IMAGINATE is pleased to host a presentation by Dr. Bridget Campion, a bioethicist and researcher who's worked for many years as a clinical ethicist in hospitals in Toronto and continues to practice as a healthcare ethics consultant, researching, writing, and lecturing about issues in bioethics. Her current interests include social justice and healthcare, particularly the interplay between the social determinants of health and the wellbeing of individuals and communities.
In 1993, the UN designated October 17 the International Day for the Eradication of Poverty, and later adopted the eradication of extreme poverty and hunger as the core of its Millennium Development Goals. The theme for this year is "Working together towards a world without discrimination: Building on the experience and knowledge of people in extreme poverty."
To mark the day, here are some things about poverty in Canada that you might not know:
Crack cocaine has been receiving a lot of press lately, but very little of the talk has helped us to understand the nature of the drug and its place in our communities. An op-ed piece in The Ottawa Citizen by Dr. Mark Tyndall, a professor of medicine at the University of Ottawa, probes our popular understanding of crack, which may stand in the way of helping those with addictions.

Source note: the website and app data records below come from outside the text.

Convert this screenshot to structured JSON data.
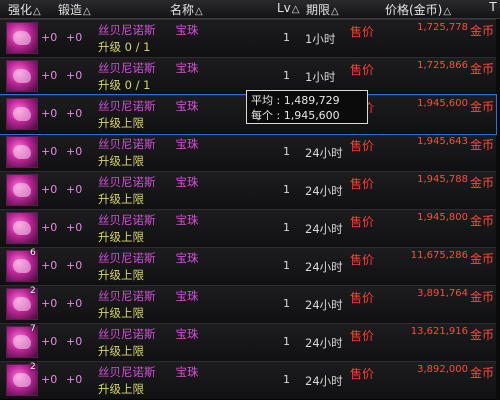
{
  "header": {
    "enhance": "强化",
    "forge": "锻造",
    "name": "名称",
    "level": "Lv",
    "period": "期限",
    "price": "价格(金币)",
    "sort_icon": "△",
    "corner_icon": "T"
  },
  "tooltip": {
    "avg_label": "平均 : 1,489,729",
    "each_label": "每个 : 1,945,600"
  },
  "rows": [
    {
      "enhance": "+0",
      "forge": "+0",
      "name": "丝贝尼诺斯",
      "gem": "宝珠",
      "upgrade": "升级 0 / 1",
      "stack": "",
      "lv": "1",
      "period": "1小时",
      "price_tag": "售价",
      "price": "1,725,778",
      "currency": "金币"
    },
    {
      "enhance": "+0",
      "forge": "+0",
      "name": "丝贝尼诺斯",
      "gem": "宝珠",
      "upgrade": "升级 0 / 1",
      "stack": "",
      "lv": "1",
      "period": "1小时",
      "price_tag": "售价",
      "price": "1,725,866",
      "currency": "金币"
    },
    {
      "enhance": "+0",
      "forge": "+0",
      "name": "丝贝尼诺斯",
      "gem": "宝珠",
      "upgrade": "升级上限",
      "stack": "",
      "lv": "",
      "period": "",
      "price_tag": "售价",
      "price": "1,945,600",
      "currency": "金币"
    },
    {
      "enhance": "+0",
      "forge": "+0",
      "name": "丝贝尼诺斯",
      "gem": "宝珠",
      "upgrade": "升级上限",
      "stack": "",
      "lv": "1",
      "period": "24小时",
      "price_tag": "售价",
      "price": "1,945,643",
      "currency": "金币"
    },
    {
      "enhance": "+0",
      "forge": "+0",
      "name": "丝贝尼诺斯",
      "gem": "宝珠",
      "upgrade": "升级上限",
      "stack": "",
      "lv": "1",
      "period": "24小时",
      "price_tag": "售价",
      "price": "1,945,788",
      "currency": "金币"
    },
    {
      "enhance": "+0",
      "forge": "+0",
      "name": "丝贝尼诺斯",
      "gem": "宝珠",
      "upgrade": "升级上限",
      "stack": "",
      "lv": "1",
      "period": "24小时",
      "price_tag": "售价",
      "price": "1,945,800",
      "currency": "金币"
    },
    {
      "enhance": "+0",
      "forge": "+0",
      "name": "丝贝尼诺斯",
      "gem": "宝珠",
      "upgrade": "升级上限",
      "stack": "6",
      "lv": "1",
      "period": "24小时",
      "price_tag": "售价",
      "price": "11,675,286",
      "currency": "金币"
    },
    {
      "enhance": "+0",
      "forge": "+0",
      "name": "丝贝尼诺斯",
      "gem": "宝珠",
      "upgrade": "升级上限",
      "stack": "2",
      "lv": "1",
      "period": "24小时",
      "price_tag": "售价",
      "price": "3,891,764",
      "currency": "金币"
    },
    {
      "enhance": "+0",
      "forge": "+0",
      "name": "丝贝尼诺斯",
      "gem": "宝珠",
      "upgrade": "升级上限",
      "stack": "7",
      "lv": "1",
      "period": "24小时",
      "price_tag": "售价",
      "price": "13,621,916",
      "currency": "金币"
    },
    {
      "enhance": "+0",
      "forge": "+0",
      "name": "丝贝尼诺斯",
      "gem": "宝珠",
      "upgrade": "升级上限",
      "stack": "2",
      "lv": "1",
      "period": "24小时",
      "price_tag": "售价",
      "price": "3,892,000",
      "currency": "金币"
    }
  ]
}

"We have been conditioned through the media and by the spread of popular misconceptions that crack is untreatable and a serious threat to our cities. That crack users are a menace to society and that criminal punishment is the only way to curb the problem. The response has been to use the criminal justice system to seek out the dealers and the users and to round them up and put them in jail. All this at the expense of any reasonable dialogue, research, or even interest in prevention, treatment or the social and mental health challenges that got people started in the first place." -Dr. Mark Tyndall
Read the full article here
Today was a day of vision and planning for our board and committee members, at Port Hope's Community Health Centre. More good things to come. Thanks to everyone (more than 80 individuals) who participated in our 4 X 4 survey!
(L-R: Jeff Knott, Jason Orchard, Pam MacDougall, Jackie Brimblecombe, Kim Orchard, Linda Hopley, Loretta Fraser, Beth Sheffield, Nicole Whitmore, Kaye Torrie, Janet Marchand, Kelly Ambrose)
We celebrated the Port Hope Community Health Centre's 5th anniversary today. The great sense of cooperation that we have shared over those years has meant that a whole bunch of people are getting proper health care. Some who had not had medical attention in 20 years!
(L-R Janet Marchand, David Sheffield, Pam MacDougall).